*** Exercise data ***

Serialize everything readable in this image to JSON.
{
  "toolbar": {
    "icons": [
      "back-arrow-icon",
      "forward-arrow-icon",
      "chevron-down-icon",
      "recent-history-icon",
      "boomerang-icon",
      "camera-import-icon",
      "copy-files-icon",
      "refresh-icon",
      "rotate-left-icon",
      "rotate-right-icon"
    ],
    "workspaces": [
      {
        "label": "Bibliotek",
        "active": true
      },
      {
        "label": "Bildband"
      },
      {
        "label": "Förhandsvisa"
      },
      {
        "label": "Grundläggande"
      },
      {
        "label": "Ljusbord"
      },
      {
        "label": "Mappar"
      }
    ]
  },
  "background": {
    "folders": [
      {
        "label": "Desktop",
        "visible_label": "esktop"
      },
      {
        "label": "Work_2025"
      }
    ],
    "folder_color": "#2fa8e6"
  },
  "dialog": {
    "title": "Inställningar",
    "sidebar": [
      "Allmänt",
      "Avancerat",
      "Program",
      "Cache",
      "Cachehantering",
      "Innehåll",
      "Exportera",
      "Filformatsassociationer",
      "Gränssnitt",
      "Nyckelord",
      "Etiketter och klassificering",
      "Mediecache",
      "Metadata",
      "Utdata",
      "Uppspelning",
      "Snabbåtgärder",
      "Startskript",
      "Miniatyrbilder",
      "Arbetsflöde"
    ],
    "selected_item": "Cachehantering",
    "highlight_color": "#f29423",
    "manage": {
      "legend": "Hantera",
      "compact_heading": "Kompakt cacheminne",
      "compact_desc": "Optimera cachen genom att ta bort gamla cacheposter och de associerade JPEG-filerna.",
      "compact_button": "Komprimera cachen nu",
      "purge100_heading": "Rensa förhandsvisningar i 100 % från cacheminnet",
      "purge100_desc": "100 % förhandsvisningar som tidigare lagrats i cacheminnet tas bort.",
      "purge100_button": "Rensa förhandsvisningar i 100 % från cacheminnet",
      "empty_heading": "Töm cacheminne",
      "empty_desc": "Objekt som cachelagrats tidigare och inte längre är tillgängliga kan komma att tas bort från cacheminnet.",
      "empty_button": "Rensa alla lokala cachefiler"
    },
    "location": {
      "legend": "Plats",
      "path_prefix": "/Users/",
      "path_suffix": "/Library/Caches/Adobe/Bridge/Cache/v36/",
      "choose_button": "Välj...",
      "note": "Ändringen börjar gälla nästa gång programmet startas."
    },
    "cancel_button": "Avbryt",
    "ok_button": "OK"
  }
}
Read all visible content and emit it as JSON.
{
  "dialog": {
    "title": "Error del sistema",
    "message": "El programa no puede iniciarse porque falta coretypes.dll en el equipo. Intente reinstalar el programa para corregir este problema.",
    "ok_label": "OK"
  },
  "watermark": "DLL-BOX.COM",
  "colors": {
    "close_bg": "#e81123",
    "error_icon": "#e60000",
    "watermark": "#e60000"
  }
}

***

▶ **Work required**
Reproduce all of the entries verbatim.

▶ **Result below**
Serialize everything readable in this image to JSON.
{
  "toolbar": {
    "icons": [
      "back-arrow-icon",
      "forward-arrow-icon",
      "chevron-down-icon",
      "recent-history-icon",
      "boomerang-icon",
      "camera-import-icon",
      "copy-files-icon",
      "refresh-icon",
      "rotate-left-icon",
      "rotate-right-icon"
    ],
    "workspaces": [
      {
        "label": "Bibliotek",
        "active": true
      },
      {
        "label": "Bildband"
      },
      {
        "label": "Förhandsvisa"
      },
      {
        "label": "Grundläggande"
      },
      {
        "label": "Ljusbord"
      },
      {
        "label": "Mappar"
      }
    ]
  },
  "background": {
    "folders": [
      {
        "label": "Desktop",
        "visible_label": "esktop"
      },
      {
        "label": "Work_2025"
      }
    ],
    "folder_color": "#2fa8e6"
  },
  "dialog": {
    "title": "Inställningar",
    "sidebar": [
      "Allmänt",
      "Avancerat",
      "Program",
      "Cache",
      "Cachehantering",
      "Innehåll",
      "Exportera",
      "Filformatsassociationer",
      "Gränssnitt",
      "Nyckelord",
      "Etiketter och klassificering",
      "Mediecache",
      "Metadata",
      "Utdata",
      "Uppspelning",
      "Snabbåtgärder",
      "Startskript",
      "Miniatyrbilder",
      "Arbetsflöde"
    ],
    "selected_item": "Cachehantering",
    "highlight_color": "#f29423",
    "manage": {
      "legend": "Hantera",
      "compact_heading": "Kompakt cacheminne",
      "compact_desc": "Optimera cachen genom att ta bort gamla cacheposter och de associerade JPEG-filerna.",
      "compact_button": "Komprimera cachen nu",
      "purge100_heading": "Rensa förhandsvisningar i 100 % från cacheminnet",
      "purge100_desc": "100 % förhandsvisningar som tidigare lagrats i cacheminnet tas bort.",
      "purge100_button": "Rensa förhandsvisningar i 100 % från cacheminnet",
      "empty_heading": "Töm cacheminne",
      "empty_desc": "Objekt som cachelagrats tidigare och inte längre är tillgängliga kan komma att tas bort från cacheminnet.",
      "empty_button": "Rensa alla lokala cachefiler"
    },
    "location": {
      "legend": "Plats",
      "path_prefix": "/Users/",
      "path_suffix": "/Library/Caches/Adobe/Bridge/Cache/v36/",
      "choose_button": "Välj...",
      "note": "Ändringen börjar gälla nästa gång programmet startas."
    },
    "cancel_button": "Avbryt",
    "ok_button": "OK"
  }
}
Read all visible content and emit it as JSON.
{
  "dialog": {
    "title": "Error del sistema",
    "message": "El programa no puede iniciarse porque falta coretypes.dll en el equipo. Intente reinstalar el programa para corregir este problema.",
    "ok_label": "OK"
  },
  "watermark": "DLL-BOX.COM",
  "colors": {
    "close_bg": "#e81123",
    "error_icon": "#e60000",
    "watermark": "#e60000"
  }
}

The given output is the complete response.